__ASSIGNMENT__: Filter the material, keeping only lines with the word "name".

__SUPPLIED INFORMATION__:
-- Opening Marker --

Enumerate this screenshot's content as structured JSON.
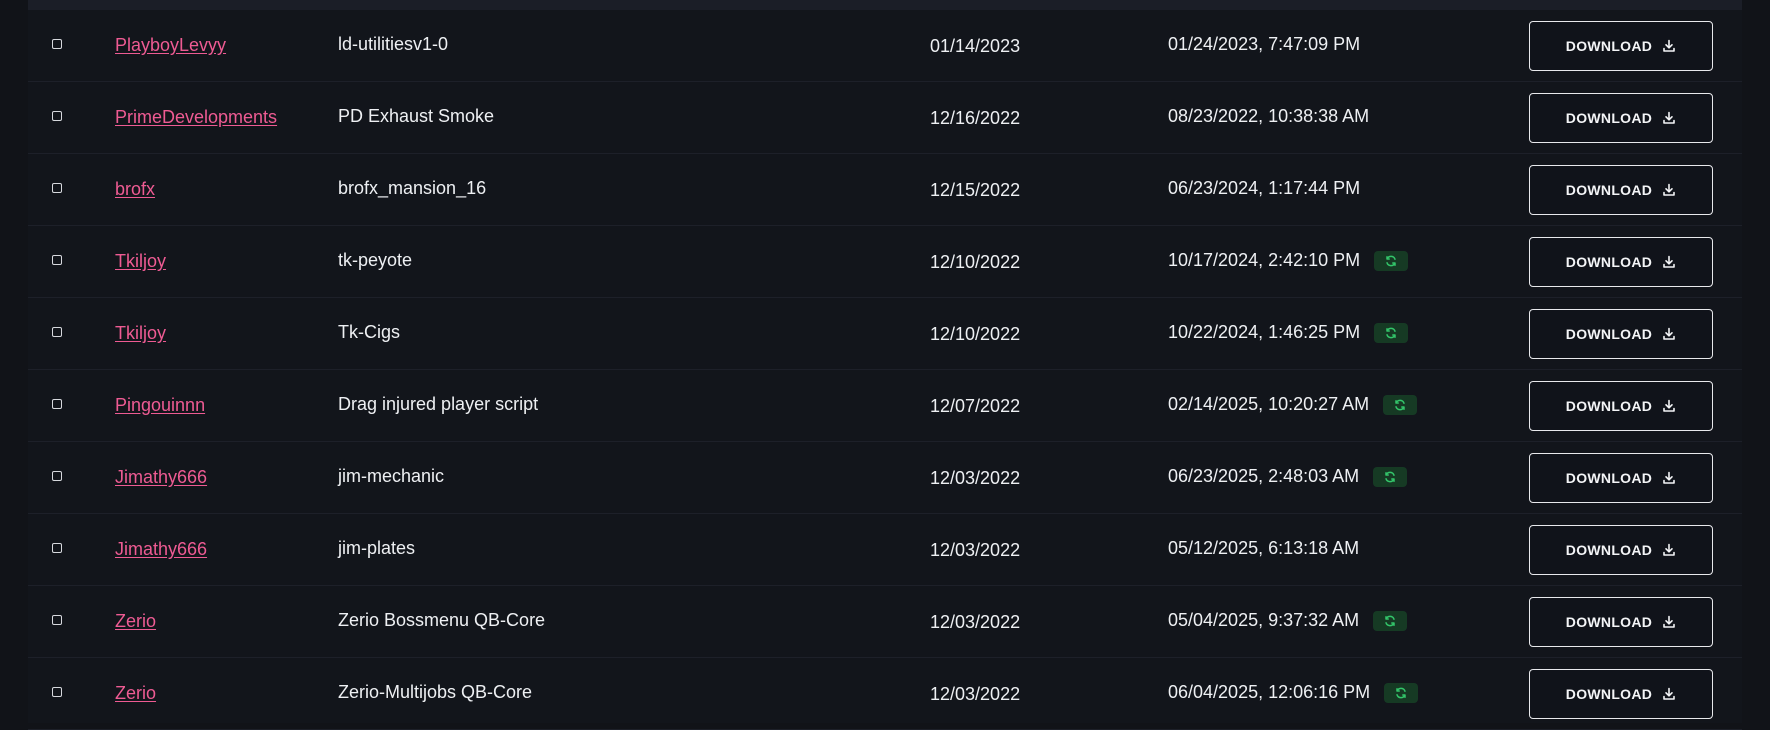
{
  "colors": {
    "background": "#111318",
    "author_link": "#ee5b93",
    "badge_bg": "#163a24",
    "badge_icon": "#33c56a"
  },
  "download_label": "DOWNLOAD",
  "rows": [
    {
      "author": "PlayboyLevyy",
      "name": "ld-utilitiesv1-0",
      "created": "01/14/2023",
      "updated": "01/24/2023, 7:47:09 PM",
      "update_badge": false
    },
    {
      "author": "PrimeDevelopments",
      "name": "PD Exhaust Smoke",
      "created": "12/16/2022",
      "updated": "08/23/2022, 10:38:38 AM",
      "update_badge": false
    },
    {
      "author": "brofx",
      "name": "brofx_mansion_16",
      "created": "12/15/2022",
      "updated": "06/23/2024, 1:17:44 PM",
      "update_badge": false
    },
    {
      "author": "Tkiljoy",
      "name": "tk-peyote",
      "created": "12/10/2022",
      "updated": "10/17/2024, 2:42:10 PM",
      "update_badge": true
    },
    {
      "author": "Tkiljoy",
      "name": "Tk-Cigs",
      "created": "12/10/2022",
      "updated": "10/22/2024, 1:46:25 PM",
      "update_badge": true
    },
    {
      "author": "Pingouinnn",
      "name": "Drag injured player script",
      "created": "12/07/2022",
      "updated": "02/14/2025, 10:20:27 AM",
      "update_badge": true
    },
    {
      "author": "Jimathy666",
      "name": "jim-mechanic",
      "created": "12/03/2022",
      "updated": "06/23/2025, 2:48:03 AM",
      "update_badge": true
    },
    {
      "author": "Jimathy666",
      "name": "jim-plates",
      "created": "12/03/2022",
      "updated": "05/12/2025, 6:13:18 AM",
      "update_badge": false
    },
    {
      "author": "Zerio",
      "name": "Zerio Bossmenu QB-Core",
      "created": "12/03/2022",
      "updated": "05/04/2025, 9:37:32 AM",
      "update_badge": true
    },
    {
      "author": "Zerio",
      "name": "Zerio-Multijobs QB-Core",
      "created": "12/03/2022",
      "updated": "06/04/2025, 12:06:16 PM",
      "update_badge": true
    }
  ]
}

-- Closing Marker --

__RESPONSE AREA__:
      "name": "ld-utilitiesv1-0",
      "name": "PD Exhaust Smoke",
      "name": "brofx_mansion_16",
      "name": "tk-peyote",
      "name": "Tk-Cigs",
      "name": "Drag injured player script",
      "name": "jim-mechanic",
      "name": "jim-plates",
      "name": "Zerio Bossmenu QB-Core",
      "name": "Zerio-Multijobs QB-Core",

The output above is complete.